Segment Start: Material provided

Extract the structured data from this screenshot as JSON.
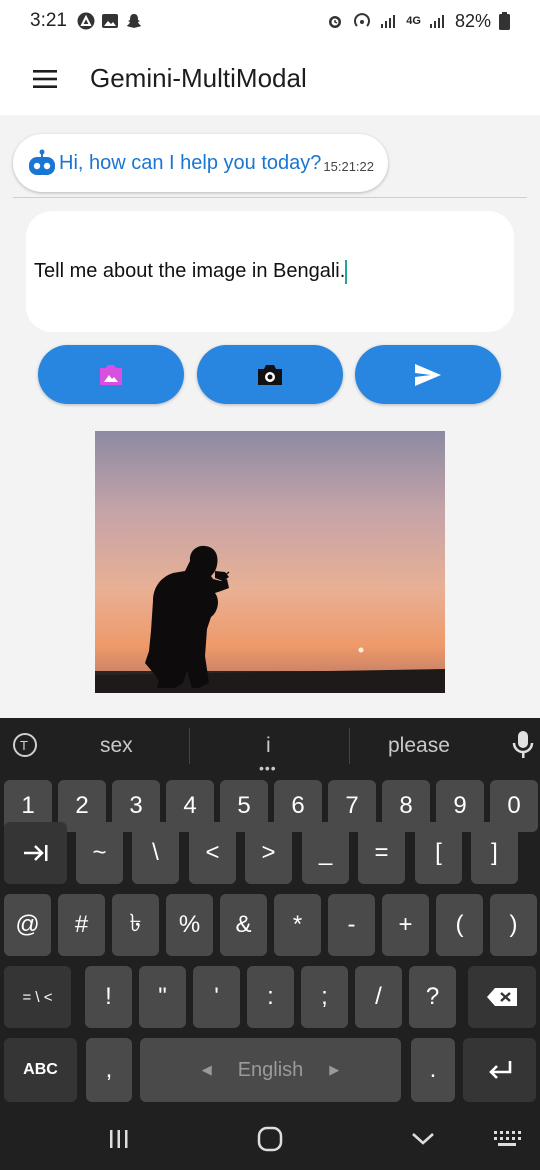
{
  "status_bar": {
    "time": "3:21",
    "network_label": "4G",
    "battery": "82%"
  },
  "app_bar": {
    "title": "Gemini-MultiModal",
    "menu_icon": "hamburger-menu-icon"
  },
  "chat": {
    "bot_message": "Hi, how can I help you today?",
    "bot_timestamp": "15:21:22",
    "bot_icon": "robot-icon"
  },
  "input": {
    "value": "Tell me about the image in Bengali."
  },
  "actions": {
    "gallery_icon": "gallery-image-icon",
    "camera_icon": "camera-icon",
    "send_icon": "send-icon",
    "accent_color": "#2986e0"
  },
  "keyboard": {
    "suggestions": [
      "sex",
      "i",
      "please"
    ],
    "number_row": [
      "1",
      "2",
      "3",
      "4",
      "5",
      "6",
      "7",
      "8",
      "9",
      "0"
    ],
    "row2": [
      "~",
      "\\",
      "<",
      ">",
      "_",
      "=",
      "[",
      "]"
    ],
    "row3": [
      "@",
      "#",
      "৳",
      "%",
      "&",
      "*",
      "-",
      "+",
      "(",
      ")"
    ],
    "row4_toggle": "= \\ <",
    "row4": [
      "!",
      "\"",
      "'",
      ":",
      ";",
      "/",
      "?"
    ],
    "abc_label": "ABC",
    "comma": ",",
    "space_label": "English",
    "period": "."
  }
}
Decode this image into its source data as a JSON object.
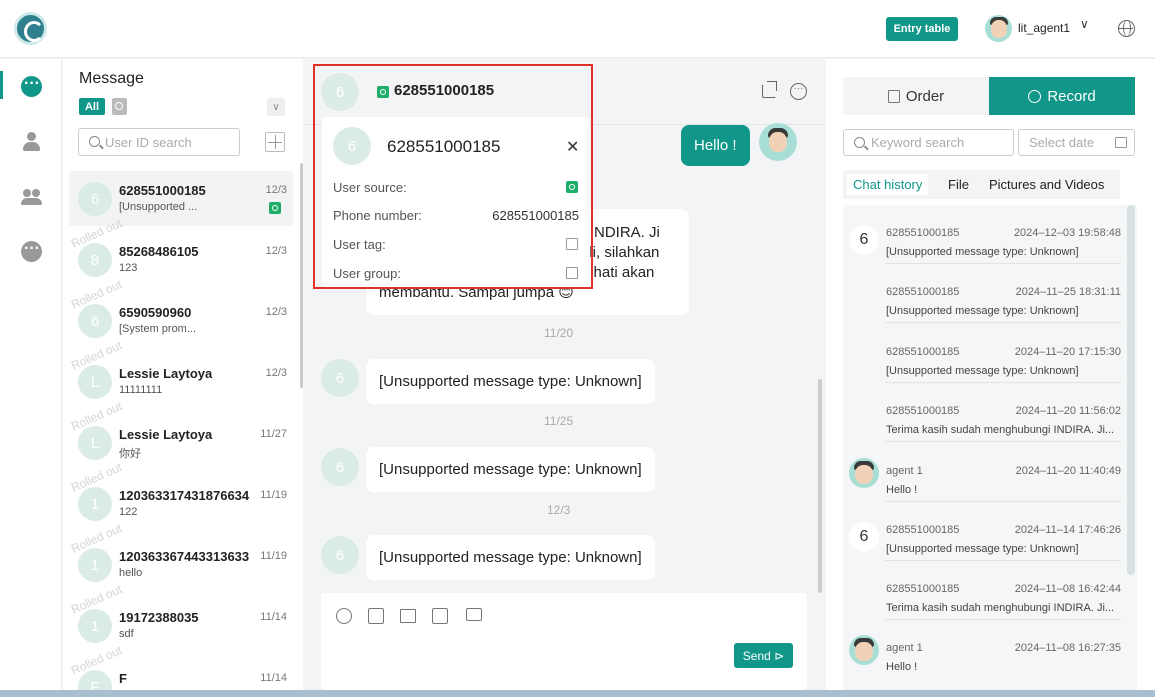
{
  "topbar": {
    "entry_table_label": "Entry table",
    "agent_name": "lit_agent1",
    "dropdown_glyph": "∨"
  },
  "conversations": {
    "title": "Message",
    "filter_all": "All",
    "search_placeholder": "User ID search",
    "rolled_out_label": "Rolled out",
    "items": [
      {
        "avatar": "6",
        "name": "628551000185",
        "preview": "[Unsupported ...",
        "date": "12/3"
      },
      {
        "avatar": "8",
        "name": "85268486105",
        "preview": "123",
        "date": "12/3"
      },
      {
        "avatar": "6",
        "name": "6590590960",
        "preview": "[System prom...",
        "date": "12/3"
      },
      {
        "avatar": "L",
        "name": "Lessie Laytoya",
        "preview": "11111111",
        "date": "12/3"
      },
      {
        "avatar": "L",
        "name": "Lessie Laytoya",
        "preview": "你好",
        "date": "11/27"
      },
      {
        "avatar": "1",
        "name": "120363317431876634",
        "preview": "122",
        "date": "11/19"
      },
      {
        "avatar": "1",
        "name": "120363367443313633",
        "preview": "hello",
        "date": "11/19"
      },
      {
        "avatar": "1",
        "name": "19172388035",
        "preview": "sdf",
        "date": "11/14"
      },
      {
        "avatar": "F",
        "name": "F",
        "preview": "",
        "date": "11/14"
      }
    ]
  },
  "chat": {
    "header_avatar": "6",
    "header_name": "628551000185",
    "hello_message": "Hello !",
    "partial_message_lines": [
      "gi INDIRA. Ji",
      "ali, silahkan",
      "g hati akan",
      "membantu. Sampai jumpa 😊"
    ],
    "dates": [
      "11/20",
      "11/25",
      "12/3"
    ],
    "unsupported_message": "[Unsupported message type: Unknown]",
    "msg_avatar": "6",
    "send_label": "Send ⊳"
  },
  "profile_popup": {
    "avatar": "6",
    "name": "628551000185",
    "close_glyph": "✕",
    "user_source_label": "User source:",
    "phone_label": "Phone number:",
    "phone_value": "628551000185",
    "tag_label": "User tag:",
    "group_label": "User group:"
  },
  "right_panel": {
    "tab_order": "Order",
    "tab_record": "Record",
    "keyword_placeholder": "Keyword search",
    "date_placeholder": "Select date",
    "subtabs": [
      "Chat history",
      "File",
      "Pictures and Videos"
    ],
    "history": [
      {
        "avatar": "6",
        "sender": "628551000185",
        "time": "2024–12–03 19:58:48",
        "text": "[Unsupported message type: Unknown]"
      },
      {
        "avatar": "",
        "sender": "628551000185",
        "time": "2024–11–25 18:31:11",
        "text": "[Unsupported message type: Unknown]"
      },
      {
        "avatar": "",
        "sender": "628551000185",
        "time": "2024–11–20 17:15:30",
        "text": "[Unsupported message type: Unknown]"
      },
      {
        "avatar": "",
        "sender": "628551000185",
        "time": "2024–11–20 11:56:02",
        "text": "Terima kasih sudah menghubungi INDIRA. Ji..."
      },
      {
        "avatar": "agent",
        "sender": "agent 1",
        "time": "2024–11–20 11:40:49",
        "text": "Hello !"
      },
      {
        "avatar": "6",
        "sender": "628551000185",
        "time": "2024–11–14 17:46:26",
        "text": "[Unsupported message type: Unknown]"
      },
      {
        "avatar": "",
        "sender": "628551000185",
        "time": "2024–11–08 16:42:44",
        "text": "Terima kasih sudah menghubungi INDIRA. Ji..."
      },
      {
        "avatar": "agent",
        "sender": "agent 1",
        "time": "2024–11–08 16:27:35",
        "text": "Hello !"
      }
    ]
  },
  "colors": {
    "accent": "#11968a",
    "whatsapp": "#1fae6a",
    "highlight_border": "#e0312b"
  }
}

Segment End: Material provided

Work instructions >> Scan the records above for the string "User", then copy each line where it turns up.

Response to this exercise >>
    "search_placeholder": "User ID search",
    "user_source_label": "User source:",
    "tag_label": "User tag:",
    "group_label": "User group:"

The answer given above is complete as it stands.